#WellnessWednesday: Art Therapy
It’s Wellness Wednesday and to help you find your chill, we have some suggestions. Would you consider art therapy?
Pero like, first, let’s cover some important ground.
It is well known that our communities of color have been struggling for some time to find appropriate outlets and services for their mental health due to severe cultural stigmas. In recent years, this very need, has pushed health care professionals and allies to seek new solutions.
“I was super frustrated, because I couldn’t find any resources for my clients that were relevant, that were modern, that weren’t so much clinical jargon.”Adriana Alejandre, Therapist
New York Times
Enter: Adriana Alejandre. She is a Mexican-Guatemalan therapist based in the San Fernando Valley, CA, and the founder of Latinx Therapy, a mental health resource website custom-made for our community. With just a few clicks using search feature on the site you can find local services in your area.

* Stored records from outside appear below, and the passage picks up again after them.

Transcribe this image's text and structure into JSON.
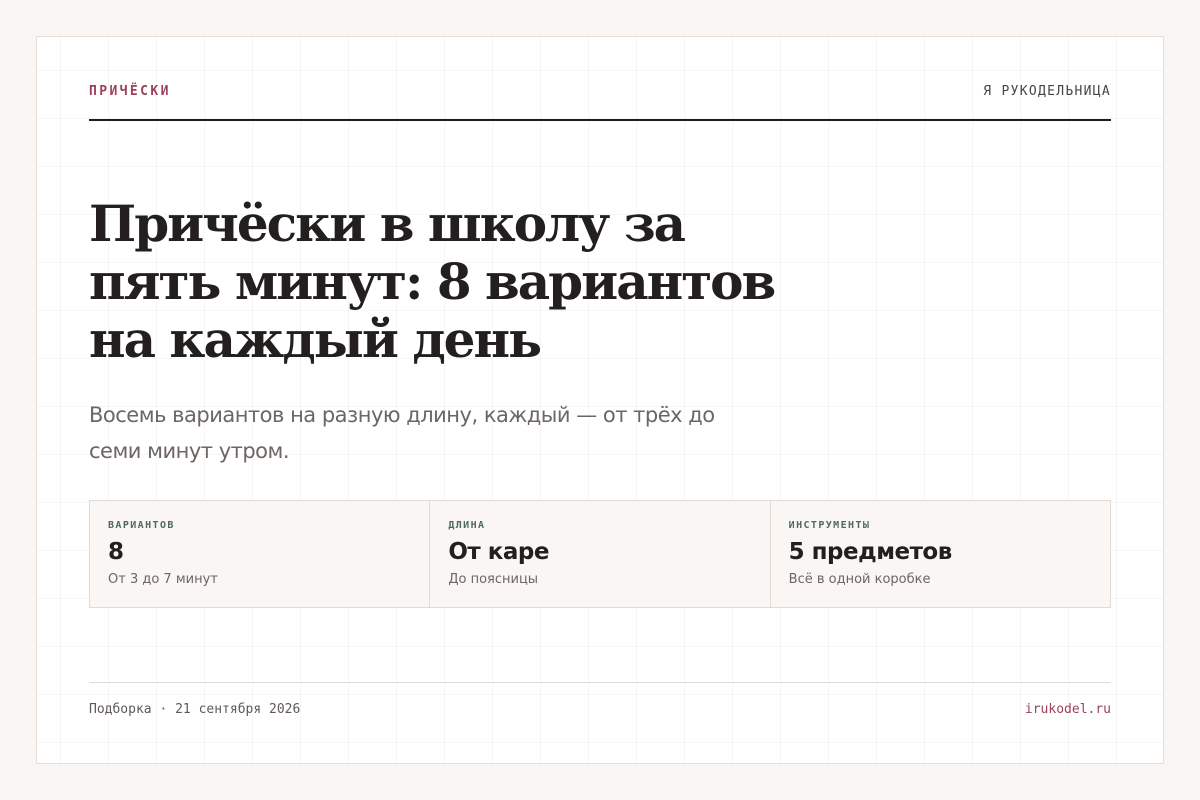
{
  "header": {
    "kicker": "ПРИЧЁСКИ",
    "brand": "Я РУКОДЕЛЬНИЦА"
  },
  "article": {
    "title": "Причёски в школу за пять минут: 8 вариантов на каждый день",
    "subtitle": "Восемь вариантов на разную длину, каждый — от трёх до семи минут утром."
  },
  "stats": [
    {
      "label": "ВАРИАНТОВ",
      "value": "8",
      "note": "От 3 до 7 минут"
    },
    {
      "label": "ДЛИНА",
      "value": "От каре",
      "note": "До поясницы"
    },
    {
      "label": "ИНСТРУМЕНТЫ",
      "value": "5 предметов",
      "note": "Всё в одной коробке"
    }
  ],
  "footer": {
    "meta": "Подборка · 21 сентября 2026",
    "site": "irukodel.ru"
  },
  "colors": {
    "accent": "#9c4258",
    "stat_label": "#4f6a5c",
    "text": "#221f1e",
    "muted": "#6d6663",
    "background": "#faf6f3"
  }
}
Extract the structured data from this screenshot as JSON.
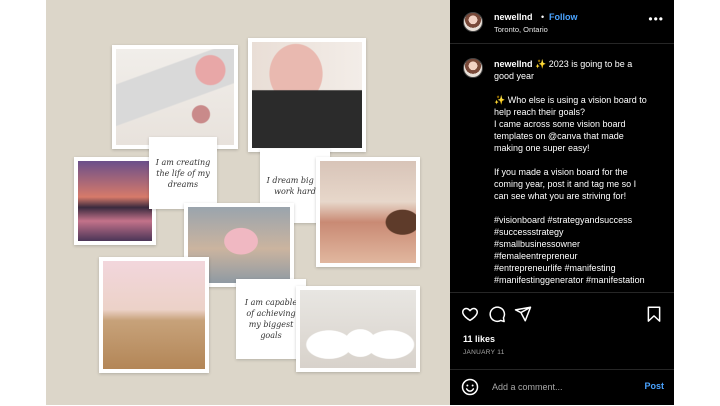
{
  "post": {
    "username": "newellnd",
    "dot": "•",
    "follow_label": "Follow",
    "location": "Toronto, Ontario",
    "more_label": "•••",
    "caption_lines": [
      "✨ 2023 is going to be a",
      "good year"
    ],
    "body_lines": [
      "✨ Who else is using a vision board to",
      "help reach their goals?",
      "I came across some vision board",
      "templates on @canva that made",
      "making one super easy!"
    ],
    "body2_lines": [
      "If you made a vision board for the",
      "coming year, post it and tag me so I",
      "can see what you are striving for!"
    ],
    "hashtag_lines": [
      "#visionboard #strategyandsuccess",
      "#successstrategy",
      "#smallbusinessowner",
      "#femaleentrepreneur",
      "#entrepreneurlife #manifesting",
      "#manifestinggenerator #manifestation"
    ],
    "likes": "11 likes",
    "date": "JANUARY 11",
    "comment_placeholder": "Add a comment...",
    "post_label": "Post"
  },
  "media": {
    "quotes": [
      "I am creating the life of my dreams",
      "I dream big & work hard",
      "I am capable of achieving my biggest goals"
    ]
  },
  "icons": {
    "heart": "heart-icon",
    "comment": "comment-icon",
    "share": "share-icon",
    "save": "bookmark-icon",
    "emoji": "emoji-icon"
  },
  "colors": {
    "accent": "#4aa3ff",
    "panel": "#000000",
    "board_background": "#dcd6c9"
  }
}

This is an absolute game changer. With a bevy of resources, including bilingual podcasts, and an IG account to dig into, where anyone, especially those who might be intimidated by the idea of seeking a therapist, can casually take a look at the content and decide for themselves how best to proceed.
“Therapy is a space where you can learn to build skills, whether that’s communication, whether that’s understanding yourself, creating boundaries.”Adriana Alejandre, Therapist
New York Times
There is a lot on the proverbial POC community plate. Even as we find ourselves reeling from all the news headlines, organizations like Latinx Therapy can help. The website even contains annotations of podcast episodes and bilingual resources for each topic. Also, if you’re in the LA area on May 18th, 2019, Latinx Therapy will be hosting a one year anniversary event with panels, workshops, live music, and dancing. You can purchase your tickets to attend here. We highly recommend it.
So, back to art therapy. With organizations like the Art Therapy Project in NY, we are seeing a greater advocacy emerge for the practice. It has been shown to be useful for people who want to destress, as well as beneficial to trauma victims who need to process and heal. And it’s just fun. The light music and simple instructions in the craft video below may be the perfect way to start. You can even find an art therapist if it works for you.